ASSIGNED TASK: Match the word "image". Return each line of the data below where it appears.

EXERCISE INPUT:
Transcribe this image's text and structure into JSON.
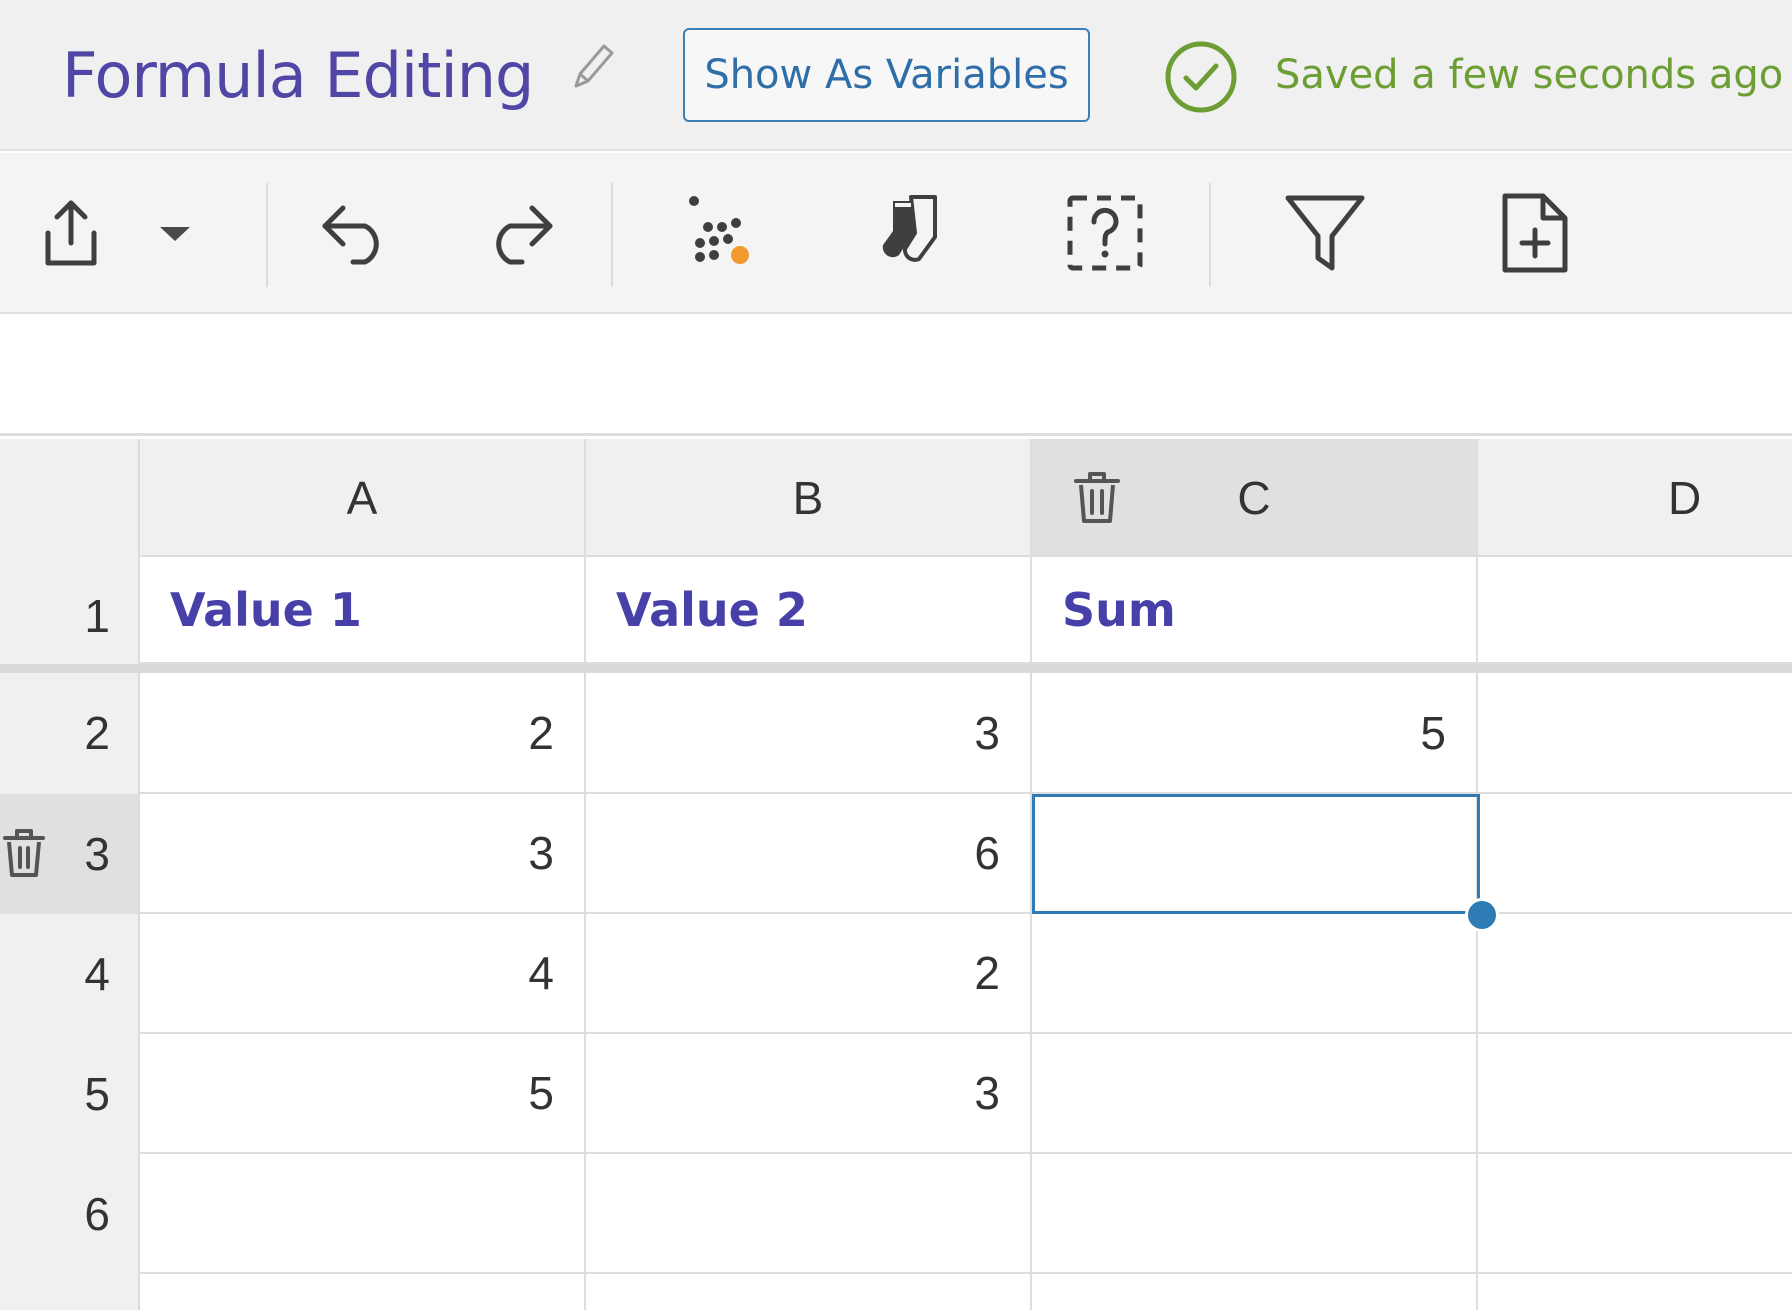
{
  "header": {
    "title": "Formula Editing",
    "show_vars_label": "Show As Variables",
    "saved_status": "Saved a few seconds ago",
    "saved_color": "#6c9e34",
    "title_color": "#4f46a5"
  },
  "toolbar": {
    "items": [
      {
        "name": "export-icon"
      },
      {
        "name": "export-dropdown-caret-icon"
      },
      {
        "name": "undo-icon"
      },
      {
        "name": "redo-icon"
      },
      {
        "name": "scatter-dots-icon"
      },
      {
        "name": "socks-icon"
      },
      {
        "name": "question-box-icon"
      },
      {
        "name": "filter-icon"
      },
      {
        "name": "new-file-icon"
      }
    ]
  },
  "grid": {
    "columns": [
      "A",
      "B",
      "C",
      "D"
    ],
    "rows": [
      "1",
      "2",
      "3",
      "4",
      "5",
      "6"
    ],
    "header_row": [
      "Value 1",
      "Value 2",
      "Sum",
      ""
    ],
    "data": [
      [
        "2",
        "3",
        "5",
        ""
      ],
      [
        "3",
        "6",
        "",
        ""
      ],
      [
        "4",
        "2",
        "",
        ""
      ],
      [
        "5",
        "3",
        "",
        ""
      ],
      [
        "",
        "",
        "",
        ""
      ]
    ],
    "selected_cell": "C3",
    "selection_color": "#2f7bb5"
  }
}
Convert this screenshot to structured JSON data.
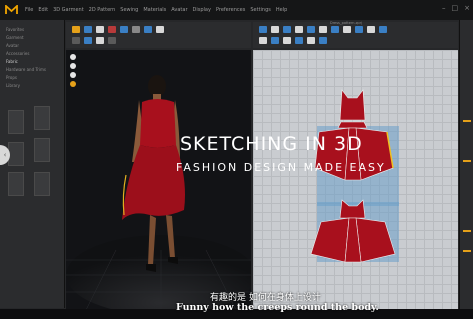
{
  "menubar": {
    "items": [
      "File",
      "Edit",
      "3D Garment",
      "2D Pattern",
      "Sewing",
      "Materials",
      "Avatar",
      "Display",
      "Preferences",
      "Settings",
      "Help"
    ],
    "win_controls": [
      "–",
      "□",
      "×"
    ]
  },
  "left_panel": {
    "tree": [
      "Favorites",
      "Garment",
      "Avatar",
      "Accessories",
      "Fabric",
      "Hardware and Trims",
      "Props",
      "Library"
    ],
    "selected_index": 4,
    "thumb_labels": [
      "",
      "",
      "",
      "",
      "",
      ""
    ]
  },
  "overlay": {
    "title": "SKETCHING IN 3D",
    "subtitle": "FASHION DESIGN MADE EASY"
  },
  "captions": {
    "chinese": "有趣的是 如何在身体上设计",
    "english": "Funny how the creeps round the body."
  },
  "viewport_tabs": {
    "left": "",
    "right": "Dress_pattern.zprj"
  },
  "colors": {
    "dress": "#a8101d",
    "pattern_select": "#6a9ec9",
    "accent": "#f0a500"
  },
  "icons": {
    "logo": "md-logo-icon",
    "handle": "chevron-left-icon"
  }
}
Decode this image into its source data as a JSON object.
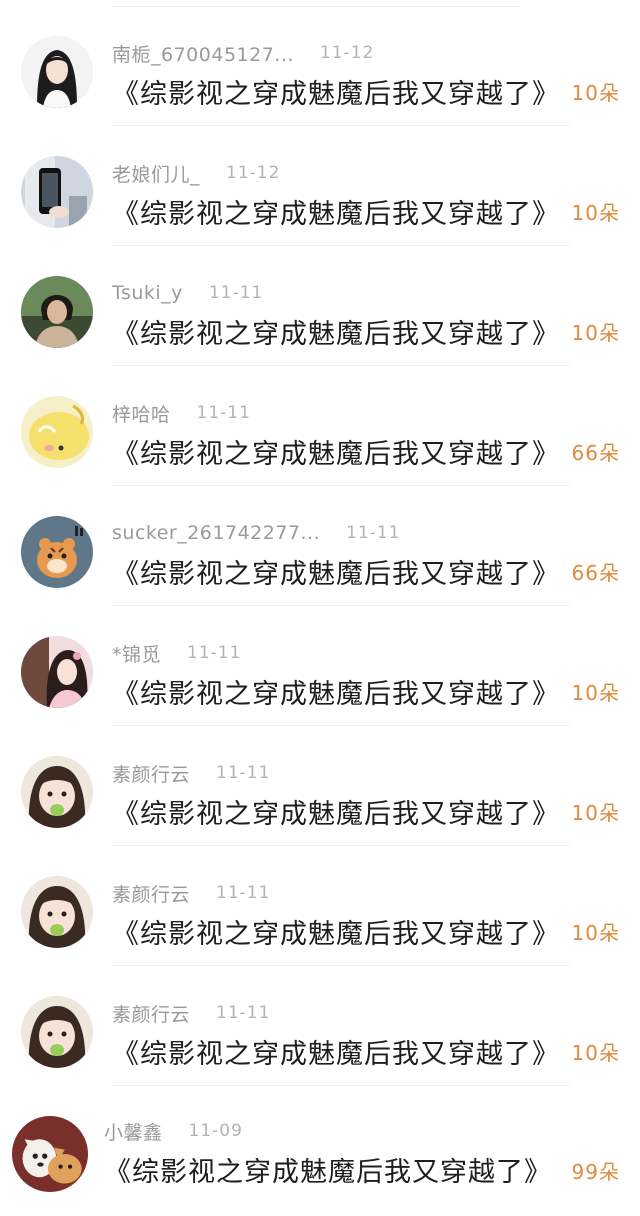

ANSWER TO THIS TASK:
Transcribe this image's text and structure into JSON.
Decode this image into its source data as a JSON object.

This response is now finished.